If I can ask a follow-up to Jaquandor’s question about America: do you worry that it’s too late to change course? I don’t want to get too doomsday about it, I’ve just been reading too many things lately that seem to be adding up to a depressing future. Of course, I have mental disorders and that seems to be the way I process things a lot of time (“catastrophizing” is what my therapist calls it).

Is it catastrophizing when the levee has broken? On one very big hand, the news is grim. We live in an oligarchy. It’s not just that economic disparity is unfair; it doesn’t make much economic sense. Continue reading America redux, and not knowing everything

Joy, America, food, Muppets

AmericasdebtMore from New York Erratic:

What was the greatest joy in the last year?

It had to be Thanksgiving. My wife and daughter and I spent it at my second cousin’s house, just outside NYC, with her and her family, her sister, my eldest niece and her husband, a couple of my mother’s first cousins (the hostess’s uncles) and more. The next day, my family did Manhattan with the niece, her husband and her friends.

What do you think is really causing the deficit?

I just don’t know. It seemed that Bill Clinton had a real handle on reducing the deficit, but then, kablooey, it got all out of control. It’s totally mysterious.
Continue reading Joy, America, food, Muppets

Should a Christian say the Pledge of Allegiance?

Growing up in the 1960s in the United States, I started to wonder about the validity of saying the Pledge of Allegiance. That “liberty and justice for all” part seemed a bit, let’s just say, farfetched, with discrimination based on race, gender, economic condition, and so on. It was explained to me, though, that it was not a pledge to what is, but rather what the ideal nation could be. Hmm. Well, OK.

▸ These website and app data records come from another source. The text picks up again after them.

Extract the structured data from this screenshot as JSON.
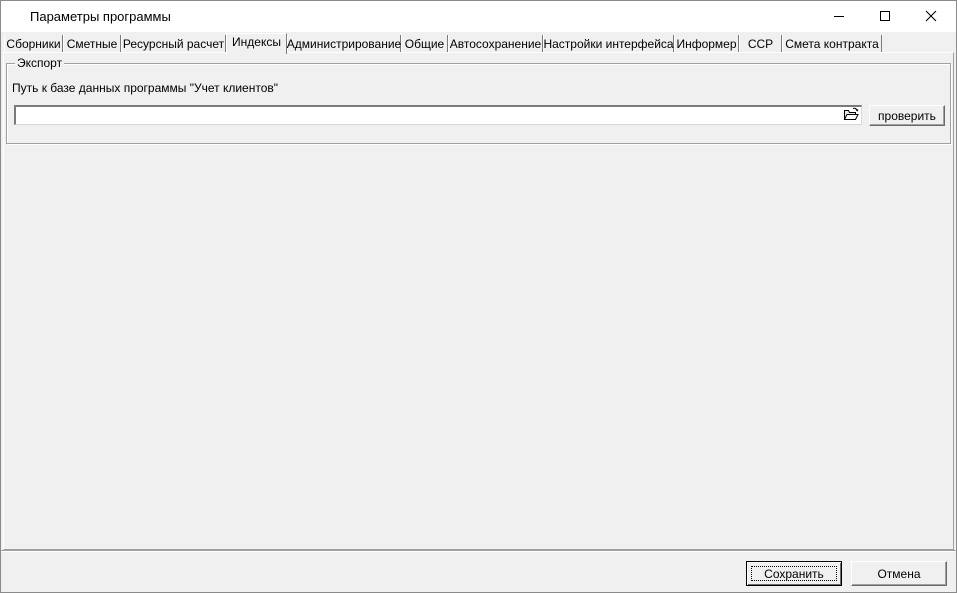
{
  "window": {
    "title": "Параметры программы",
    "icons": {
      "app": "app-icon",
      "minimize": "minimize-icon",
      "maximize": "maximize-icon",
      "close": "close-icon"
    }
  },
  "tabs": [
    {
      "label": "Сборники",
      "active": false
    },
    {
      "label": "Сметные",
      "active": false
    },
    {
      "label": "Ресурсный расчет",
      "active": false
    },
    {
      "label": "Индексы",
      "active": true
    },
    {
      "label": "Администрирование",
      "active": false
    },
    {
      "label": "Общие",
      "active": false
    },
    {
      "label": "Автосохранение",
      "active": false
    },
    {
      "label": "Настройки интерфейса",
      "active": false
    },
    {
      "label": "Информер",
      "active": false
    },
    {
      "label": "ССР",
      "active": false
    },
    {
      "label": "Смета контракта",
      "active": false
    }
  ],
  "export": {
    "group_title": "Экспорт",
    "path_label": "Путь к базе данных программы \"Учет клиентов\"",
    "path_value": "",
    "browse_icon": "folder-open-icon",
    "check_label": "проверить"
  },
  "footer": {
    "save_label": "Сохранить",
    "cancel_label": "Отмена"
  }
}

Back in 1940, in Minersville School District v. Gobitis, the Supreme Court “ruled that public schools could compel students—in this case, Jehovah’s Witnesses—to salute the American Flag and recite the Pledge of Allegiance despite the students’ religious objections to these practices.” But a mere three years later Continue reading Should a Christian say the Pledge of Allegiance?

G is for Gadsden Purchase


I swear I went to bed one night, wondering, “What should I write about for the letter G?” Then I woke up in the morning thinking about the Gadsden Purchase.

Say what?

You can see from the map above that the western expansion of the United States had already been achieved by the time the US purchased this relatively small section of the country, shown in orange. After the Revolutionary War Continue reading G is for Gadsden Purchase

North American Math

The JEOPARDY! Final question for April 23, 2013 was: North America’s 3 mainland countries have a total of 91 states & provinces; Mexico has this many states.

You have 30 seconds.

I should note that only one of the contestants got this right.

Scores at the end of the Double Jeopardy! Round: Michael $21,800 , Laurel $22,400, Bill $8,700. But Michael and Laurel both bet big ($19,598 and $21,600, respectively), and guess incorrectly, while Bill bet it all, and got it right. Continue reading North American Math

Burn that flag

One of the things I loved as a kid were flags. I decided that the US flag was one of the best, design-wise. You have your red, white and blue, the colors of both England, with whom we fought for independence, and France, who helped us achieve it. (Thanks, Lafayette.) After adding a star and a stripe for each state entering the union, someone figured out that we’d better stick to the 13 stripes and merely alter the number of stars.

But it is clear that not many folks have read Title 4, Chapter 1 of the United States Code Continue reading Burn that flag